Wellington, Fla.—June 10
When she first visited the dressage mecca of Wellington, Florida, four years ago as a spectator, Jennifer Schrader-Williams was inspired to come back one day. Little did she know that, in a few short years, she’d be competing here as a member of the U.S. Olympic Dressage Team shortlist in the observation event.
Last year, she was the USEF National Grand Prix Dressage champion, and this year she finished her second Florida season with her 18-year-old partner Millione, a Danish Warmblood gelding (Milan—Bakkely’s Roberta, Rawage Quintus) that she co-owns along with Millione Partners LLC. The pair made their U.S. team debut in the CDIO3* Dressage Nations Cup in Wellington, earning a team silver medal and a personal best score.
Schrader-Williams had a smile on her face all last night during the U.S. Dressage Olympic Shortlist Mandatory Observation Event, where she scored a 70.84 percent on her Grand Prix test.
“I am so grateful,” she said. “Last year with COVID, we made the makeshift shortlist, and I thought we were probably going to retire him at the end of the year, and he just kept getting better, so to be able to have him another year and not only have a good season, but also make it here and have him go in there and compete well is just a dream come true. He’s fulfilling so many dreams for me, and I’m just incredibly proud of him.”
After this year’s Florida season, Millione got some downtime at Schrader-Williams’ Summervale Premier Dressage in Roy, Washington.
“He’s older, and he knows his job at this point,” she said, adding that he got a week off at the end of the season before returning to work on his paces with a focus on fun. “Really that’s my goal with him—he’s got to be able to have a good time. The piaffe and passage and all the collected movements are fun for him, and the throughness, the half-halts, the patience and making him wait in the halt are the little things we can work on every day without a lot of pressure or stress.”
Schrader-Williams, 41, has had “Mickey” since 2015 when he was going fourth level.
“I fell in love with him. He came in as a sales horse, and it was the second time he’d come in for sale, and I couldn’t let him go,” she said.
She was able to travel to Florida for her first season in 2020 thanks to The Dressage Foundation’s $10,000 Debbie McDonald Training Grant for Pacific Northwest Riders FEI Riders. Now, she owns a home in Florida and plans to spend her winters there with her family.
“That’s always been our goal—to go out with Mickey and give me this experience in this atmosphere,” she said. “He’s such a good boy in this kind of venue.

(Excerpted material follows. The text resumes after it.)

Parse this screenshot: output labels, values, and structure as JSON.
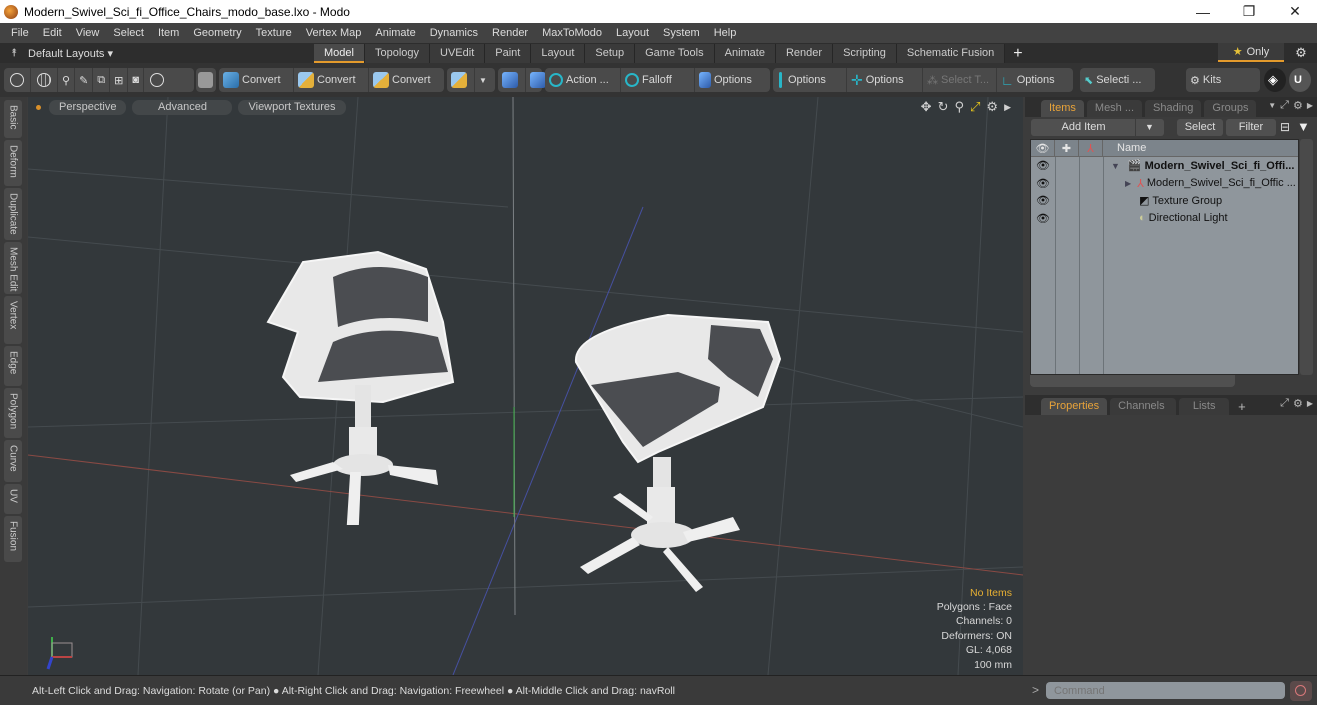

He’s a hot little guy, but he loves crowds.”
Schrader-Williams had the best cheering squad at the mandatory event as her husband, Alex Williams, daughter Lexi Williams and son LJ Williams were waiting for her on the sidelines.
“Lexi’s really passionate about animals, and to have her out there making signs and cheering for me is so fulfilling,” she said. “If I come in her room at 5, I’ve got to at least offer that she can come [to the barn], and she’s out of bed and dressed in three seconds and ready to go. It is a school night, but she’s going to stay up and hang out with mom!”

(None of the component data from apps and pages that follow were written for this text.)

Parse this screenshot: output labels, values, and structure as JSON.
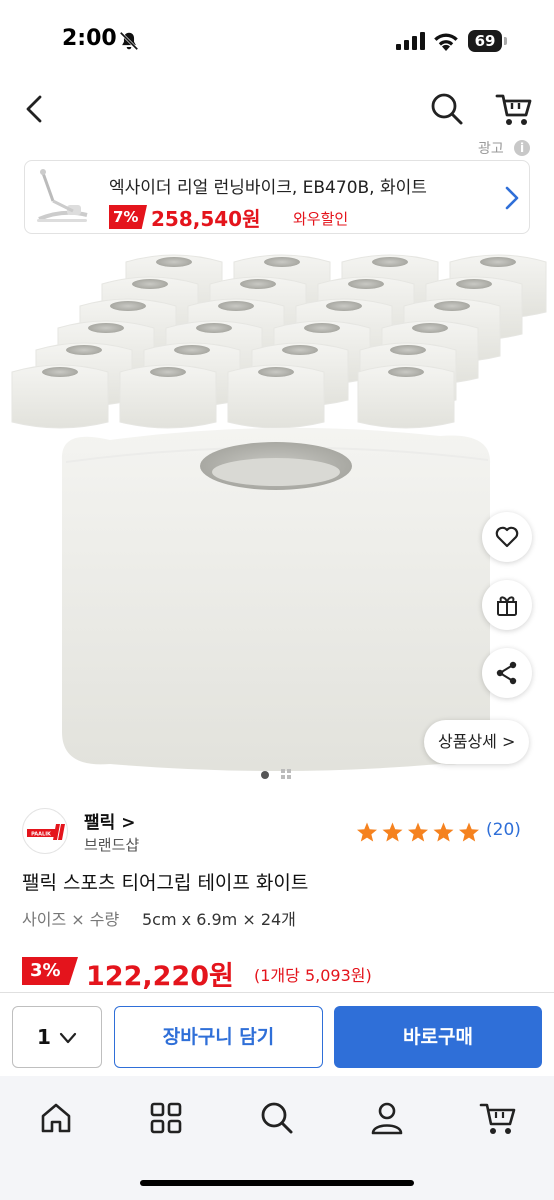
{
  "status_bar": {
    "time": "2:00",
    "battery": "69"
  },
  "header": {
    "back_icon": "chevron-left-icon",
    "search_icon": "search-icon",
    "cart_icon": "cart-icon"
  },
  "ad": {
    "label": "광고",
    "info": "i",
    "title": "엑사이더 리얼 런닝바이크, EB470B, 화이트",
    "discount": "7%",
    "price": "258,540원",
    "sale_label": "와우할인"
  },
  "hero": {
    "detail_button": "상품상세 >",
    "fab_icons": [
      "heart-icon",
      "gift-icon",
      "share-icon"
    ]
  },
  "product": {
    "brand_logo_text": "PAALIK",
    "brand_name": "팰릭 >",
    "brand_sub": "브랜드샵",
    "rating_stars": 5,
    "review_count": "(20)",
    "title": "팰릭 스포츠 티어그립 테이프 화이트",
    "option_label": "사이즈 × 수량",
    "option_value": "5cm x 6.9m × 24개",
    "discount": "3%",
    "price": "122,220원",
    "unit_price": "(1개당 5,093원)"
  },
  "purchase_bar": {
    "quantity": "1",
    "add_to_cart": "장바구니 담기",
    "buy_now": "바로구매"
  },
  "bottom_nav": [
    "home-icon",
    "category-icon",
    "search-icon",
    "mypage-icon",
    "cart-icon"
  ],
  "colors": {
    "accent_blue": "#2f6fd8",
    "sale_red": "#e4141c",
    "star_orange": "#f5821f"
  }
}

While Lexi has a pony at home, she’s gotten into ballroom dancing with her mom while in Wellington.
It started as a date-night idea between Schrader-Williams and her husband, but when he couldn’t make it last minute, she invited friend and longtime client Paula Helm to join her. Eventually Lexi picked it up, too, and joined them for dancing lessons.
Schrader-Williams has enjoyed the similarities between ballroom dancing and dressage, like learning rhythm and fostering a connection with your partner to anticipate their next move.
“It actually really complements the riding,” she said. “It’s taken the place of my workout. I was running three miles every morning; now I’m just dancing two hours in the afternoon.”
In addition to Mickey, Schrader-Williams has two talented up-and-comers—Joppe K, who she’s competing in the FEI 7-year-old classes, and new Grand Prix horse, 13-year-old Sueno Hit.